Records from a dataset ▸
________________________________________

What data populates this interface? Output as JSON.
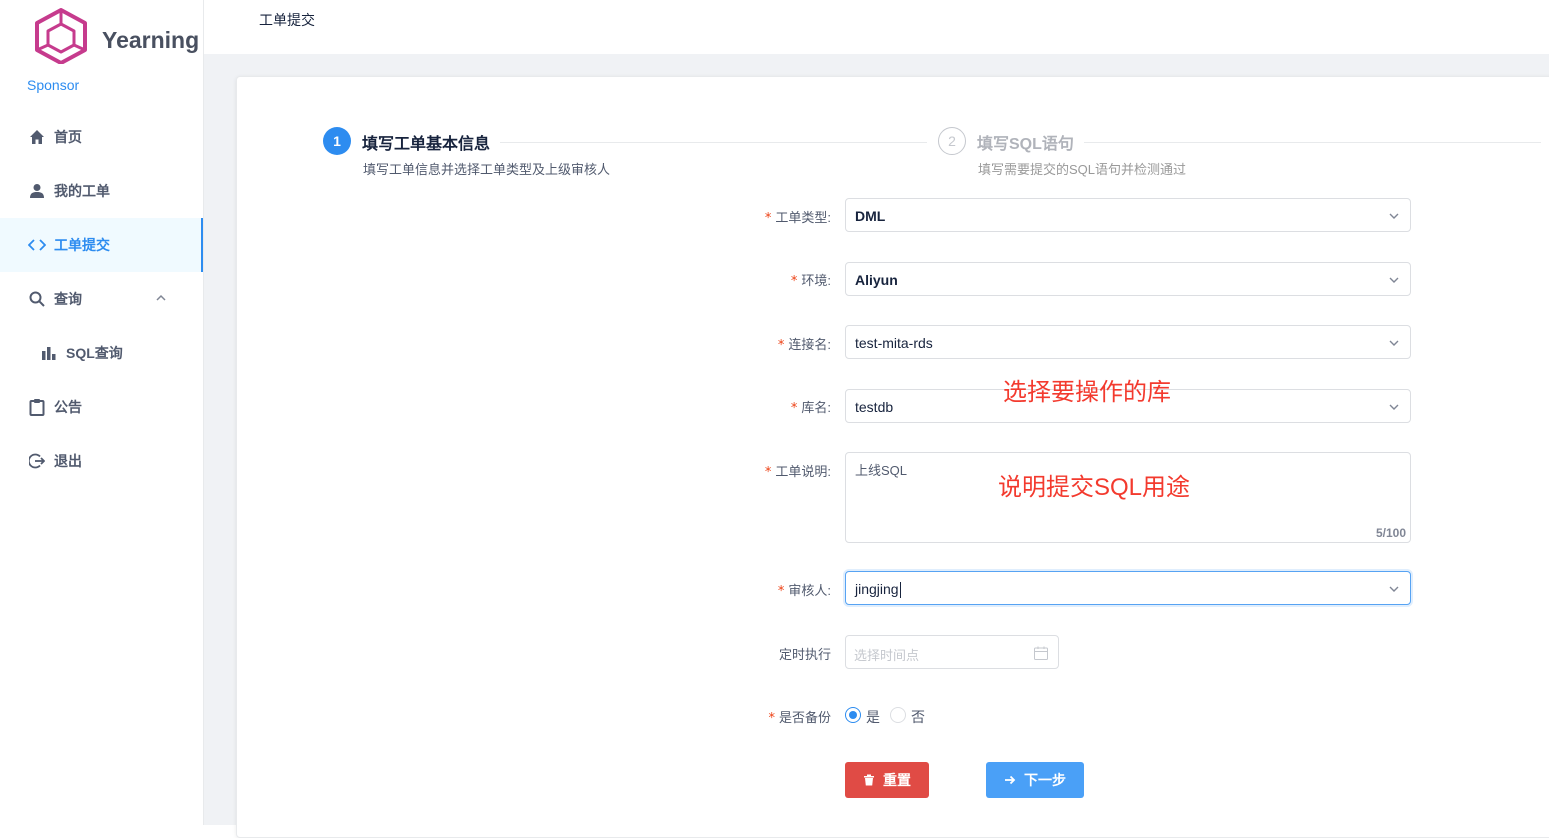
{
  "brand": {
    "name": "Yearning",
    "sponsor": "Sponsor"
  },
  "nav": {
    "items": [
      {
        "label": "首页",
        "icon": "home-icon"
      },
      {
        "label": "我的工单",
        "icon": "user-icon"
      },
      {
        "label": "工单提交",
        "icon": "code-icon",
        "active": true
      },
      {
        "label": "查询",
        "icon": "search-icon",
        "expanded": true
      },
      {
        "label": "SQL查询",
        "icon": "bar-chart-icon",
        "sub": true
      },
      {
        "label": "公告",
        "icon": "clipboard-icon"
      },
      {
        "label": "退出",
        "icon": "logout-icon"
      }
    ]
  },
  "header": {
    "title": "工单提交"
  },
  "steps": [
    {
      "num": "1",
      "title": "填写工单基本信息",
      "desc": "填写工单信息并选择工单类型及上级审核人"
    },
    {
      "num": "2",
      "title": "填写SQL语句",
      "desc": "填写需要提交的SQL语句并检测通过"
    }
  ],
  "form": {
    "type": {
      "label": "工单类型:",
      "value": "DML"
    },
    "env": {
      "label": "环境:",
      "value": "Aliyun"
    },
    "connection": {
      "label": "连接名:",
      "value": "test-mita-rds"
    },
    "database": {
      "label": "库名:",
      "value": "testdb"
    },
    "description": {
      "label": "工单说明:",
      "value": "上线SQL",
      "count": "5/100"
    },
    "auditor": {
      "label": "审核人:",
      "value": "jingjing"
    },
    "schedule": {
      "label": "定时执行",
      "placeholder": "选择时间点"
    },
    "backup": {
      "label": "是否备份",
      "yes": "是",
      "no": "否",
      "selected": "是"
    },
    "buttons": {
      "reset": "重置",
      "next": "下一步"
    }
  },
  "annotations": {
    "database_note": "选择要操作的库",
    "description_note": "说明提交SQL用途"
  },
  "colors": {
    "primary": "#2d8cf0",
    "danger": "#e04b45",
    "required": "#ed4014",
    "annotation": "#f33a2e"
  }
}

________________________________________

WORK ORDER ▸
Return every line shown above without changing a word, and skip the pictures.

TASK SOLUTION ▸
What data populates this interface? Output as JSON.
{
  "brand": {
    "name": "Yearning",
    "sponsor": "Sponsor"
  },
  "nav": {
    "items": [
      {
        "label": "首页",
        "icon": "home-icon"
      },
      {
        "label": "我的工单",
        "icon": "user-icon"
      },
      {
        "label": "工单提交",
        "icon": "code-icon",
        "active": true
      },
      {
        "label": "查询",
        "icon": "search-icon",
        "expanded": true
      },
      {
        "label": "SQL查询",
        "icon": "bar-chart-icon",
        "sub": true
      },
      {
        "label": "公告",
        "icon": "clipboard-icon"
      },
      {
        "label": "退出",
        "icon": "logout-icon"
      }
    ]
  },
  "header": {
    "title": "工单提交"
  },
  "steps": [
    {
      "num": "1",
      "title": "填写工单基本信息",
      "desc": "填写工单信息并选择工单类型及上级审核人"
    },
    {
      "num": "2",
      "title": "填写SQL语句",
      "desc": "填写需要提交的SQL语句并检测通过"
    }
  ],
  "form": {
    "type": {
      "label": "工单类型:",
      "value": "DML"
    },
    "env": {
      "label": "环境:",
      "value": "Aliyun"
    },
    "connection": {
      "label": "连接名:",
      "value": "test-mita-rds"
    },
    "database": {
      "label": "库名:",
      "value": "testdb"
    },
    "description": {
      "label": "工单说明:",
      "value": "上线SQL",
      "count": "5/100"
    },
    "auditor": {
      "label": "审核人:",
      "value": "jingjing"
    },
    "schedule": {
      "label": "定时执行",
      "placeholder": "选择时间点"
    },
    "backup": {
      "label": "是否备份",
      "yes": "是",
      "no": "否",
      "selected": "是"
    },
    "buttons": {
      "reset": "重置",
      "next": "下一步"
    }
  },
  "annotations": {
    "database_note": "选择要操作的库",
    "description_note": "说明提交SQL用途"
  },
  "colors": {
    "primary": "#2d8cf0",
    "danger": "#e04b45",
    "required": "#ed4014",
    "annotation": "#f33a2e"
  }
}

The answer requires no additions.